A bald eagle flying under the trees.

A bald eagle in flight over Susquehanna River.
A bald eagle in flight over Susquehanna River, two more are further away on upper left corner of this photo.
This bald eagle was settling down on the tree near the parking lot.
We visited this area again on December 6, 2008 and saw huge number of seagulls on the riverbed during
quiet period before the dam released water. They appear as many tiny white dots due to the large distance.
Zoom in for a closer view of the large number of seagulls on the riverbed during quiet period
It was a very cloudy day on December 6, 2008 and was getting dark by about 4:30 PM. This is one of many
bald eagles flying to the trees on the riverbank near the parking lot to perch on suitable branch of the tree for
the overnight stay.
I also took a movie clip of the large number of seagulls and some bald eagles on the riverbed. It seemed that
when one or more bald eagles flew by, many seagulls took to the air for safety. I uploaded this movie clip to
YouTube at the following website:


The sound near the end of this movie clip is the sound of several bald eagles perching on the trees near the
parking lot behind me.
This is one of 10 or more bald eagles perching on the trees near the parking lot when it started to snow with
low light and we were ready to leave after 4:30 PM.

An excellent video of many bald eagles in action in November on the Susquehanna River near  the Conowingo
Dam can seen at the following website:

Locations and Directions:

There is a paved parking lot for bald eagle watching, at the end of Shures Landing Road, along the
south-west side of the river bank of Susquehanna River for watching bald eagles in action over the
Susquehanna River. This paved observation parking lot is near the Conowingo Village in Darlington, Maryland
where US 1 crosses over the Susquehanna River. There are ample parking space, picnic tables, benches and
public toilet facilities here for bird watchers and anglers as shown in the following picture:
Another bald eagle in flight over Susquehanna River
About Author                                 Contact Author
In case if you see overlapped lines of text or some lines of text become obscured behind a picture on this web
page, please change the page magnification (zoom) factor to eliminate such problems by pressing these two
keys "Ctrl +" simultaneously or these two keys "Ctrl -" simultaneously.

Please press the F11 key on your keyboard to get full-screen view of photos and web page. Pressing F11 key
again will return to your normal screen with various tool bars.
讀萬卷書    行萬里路

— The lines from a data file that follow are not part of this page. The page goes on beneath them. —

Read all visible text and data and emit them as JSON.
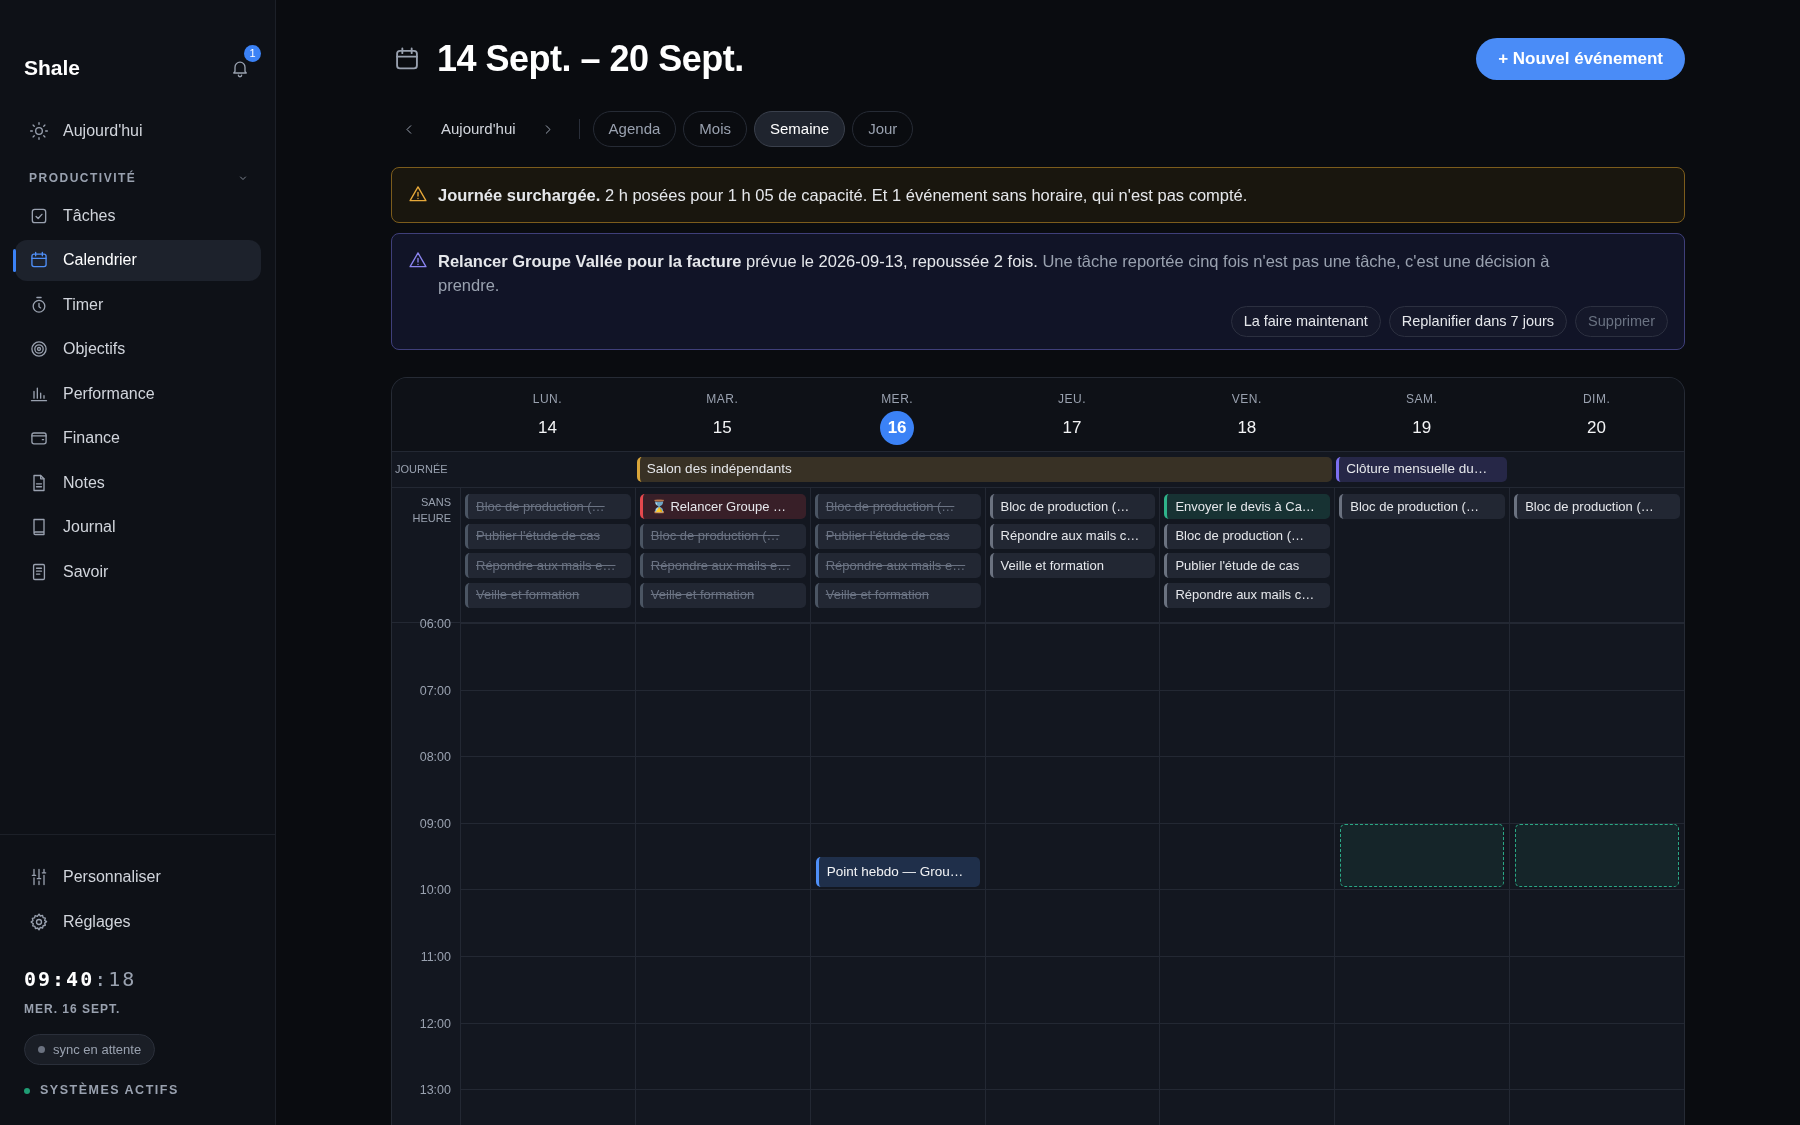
{
  "sidebar": {
    "brand": "Shale",
    "notification_count": "1",
    "top_items": [
      {
        "label": "Aujourd'hui",
        "selected": false
      }
    ],
    "section": {
      "title": "PRODUCTIVITÉ",
      "expanded": true,
      "items": [
        {
          "label": "Tâches",
          "selected": false
        },
        {
          "label": "Calendrier",
          "selected": true
        },
        {
          "label": "Timer",
          "selected": false
        },
        {
          "label": "Objectifs",
          "selected": false
        },
        {
          "label": "Performance",
          "selected": false
        },
        {
          "label": "Finance",
          "selected": false
        },
        {
          "label": "Notes",
          "selected": false
        },
        {
          "label": "Journal",
          "selected": false
        },
        {
          "label": "Savoir",
          "selected": false
        }
      ]
    },
    "footer_items": [
      {
        "label": "Personnaliser"
      },
      {
        "label": "Réglages"
      }
    ],
    "clock": {
      "time": "09:40",
      "seconds": ":18",
      "date": "MER. 16 SEPT."
    },
    "sync": {
      "label": "sync en attente",
      "color": "#6b7280"
    },
    "system": {
      "label": "SYSTÈMES ACTIFS",
      "color": "#1f9d74"
    }
  },
  "header": {
    "title": "14 Sept. – 20 Sept.",
    "new_event_button": "+ Nouvel événement"
  },
  "nav": {
    "today_button": "Aujourd'hui",
    "views": [
      {
        "label": "Agenda",
        "selected": false
      },
      {
        "label": "Mois",
        "selected": false
      },
      {
        "label": "Semaine",
        "selected": true
      },
      {
        "label": "Jour",
        "selected": false
      }
    ]
  },
  "alerts": [
    {
      "kind": "warning",
      "text": "**Journée surchargée.** 2 h posées pour 1 h 05 de capacité. Et 1 événement sans horaire, qui n'est pas compté."
    },
    {
      "kind": "reminder",
      "text": "**Relancer Groupe Vallée pour la facture** prévue le 2026-09-13, repoussée 2 fois.",
      "note": "Une tâche reportée cinq fois n'est pas une tâche, c'est une décision à prendre.",
      "actions": [
        {
          "label": "La faire maintenant",
          "muted": false
        },
        {
          "label": "Replanifier dans 7 jours",
          "muted": false
        },
        {
          "label": "Supprimer",
          "muted": true
        }
      ]
    }
  ],
  "calendar": {
    "allday_label": "JOURNÉE",
    "untimed_label": "SANS HEURE",
    "hours": [
      {
        "label": "06:00"
      },
      {
        "label": "07:00"
      },
      {
        "label": "08:00"
      },
      {
        "label": "09:00",
        "cells": [
          {
            "kind": "empty"
          },
          {
            "kind": "empty"
          },
          {
            "kind": "event",
            "title": "Point hebdo — Grou…",
            "half_past": true,
            "color": "#4f8ff7"
          },
          {
            "kind": "empty"
          },
          {
            "kind": "empty"
          },
          {
            "kind": "free_slot",
            "half_past": false,
            "color": "#2aa784"
          },
          {
            "kind": "free_slot",
            "half_past": false,
            "color": "#2aa784"
          }
        ]
      },
      {
        "label": "10:00"
      },
      {
        "label": "11:00"
      },
      {
        "label": "12:00"
      },
      {
        "label": "13:00"
      }
    ],
    "days": [
      {
        "weekday": "LUN.",
        "date": "14",
        "today": false,
        "untimed": [
          {
            "title": "Bloc de production (…",
            "done": true,
            "color": "#4b5563"
          },
          {
            "title": "Publier l'étude de cas",
            "done": true,
            "color": "#4b5563"
          },
          {
            "title": "Répondre aux mails e…",
            "done": true,
            "color": "#4b5563"
          },
          {
            "title": "Veille et formation",
            "done": true,
            "color": "#4b5563"
          }
        ]
      },
      {
        "weekday": "MAR.",
        "date": "15",
        "today": false,
        "allday": [
          {
            "title": "Salon des indépendants",
            "color": "#d9a53a"
          }
        ],
        "untimed": [
          {
            "title": "⌛ Relancer Groupe …",
            "done": false,
            "color": "#e5484d"
          },
          {
            "title": "Bloc de production (…",
            "done": true,
            "color": "#4b5563"
          },
          {
            "title": "Répondre aux mails e…",
            "done": true,
            "color": "#4b5563"
          },
          {
            "title": "Veille et formation",
            "done": true,
            "color": "#4b5563"
          }
        ]
      },
      {
        "weekday": "MER.",
        "date": "16",
        "today": true,
        "allday_continued": true,
        "untimed": [
          {
            "title": "Bloc de production (…",
            "done": true,
            "color": "#4b5563"
          },
          {
            "title": "Publier l'étude de cas",
            "done": true,
            "color": "#4b5563"
          },
          {
            "title": "Répondre aux mails e…",
            "done": true,
            "color": "#4b5563"
          },
          {
            "title": "Veille et formation",
            "done": true,
            "color": "#4b5563"
          }
        ]
      },
      {
        "weekday": "JEU.",
        "date": "17",
        "today": false,
        "allday_continued": true,
        "untimed": [
          {
            "title": "Bloc de production (…",
            "done": false,
            "color": "#6b7280"
          },
          {
            "title": "Répondre aux mails c…",
            "done": false,
            "color": "#6b7280"
          },
          {
            "title": "Veille et formation",
            "done": false,
            "color": "#6b7280"
          }
        ]
      },
      {
        "weekday": "VEN.",
        "date": "18",
        "today": false,
        "allday_continued": true,
        "untimed": [
          {
            "title": "Envoyer le devis à Ca…",
            "done": false,
            "color": "#2fb38a"
          },
          {
            "title": "Bloc de production (…",
            "done": false,
            "color": "#6b7280"
          },
          {
            "title": "Publier l'étude de cas",
            "done": false,
            "color": "#6b7280"
          },
          {
            "title": "Répondre aux mails c…",
            "done": false,
            "color": "#6b7280"
          }
        ]
      },
      {
        "weekday": "SAM.",
        "date": "19",
        "today": false,
        "allday": [
          {
            "title": "Clôture mensuelle du…",
            "color": "#7c6ff0"
          }
        ],
        "untimed": [
          {
            "title": "Bloc de production (…",
            "done": false,
            "color": "#6b7280"
          }
        ]
      },
      {
        "weekday": "DIM.",
        "date": "20",
        "today": false,
        "untimed": [
          {
            "title": "Bloc de production (…",
            "done": false,
            "color": "#6b7280"
          }
        ]
      }
    ]
  }
}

Home                                                              About Author                                               Contact Author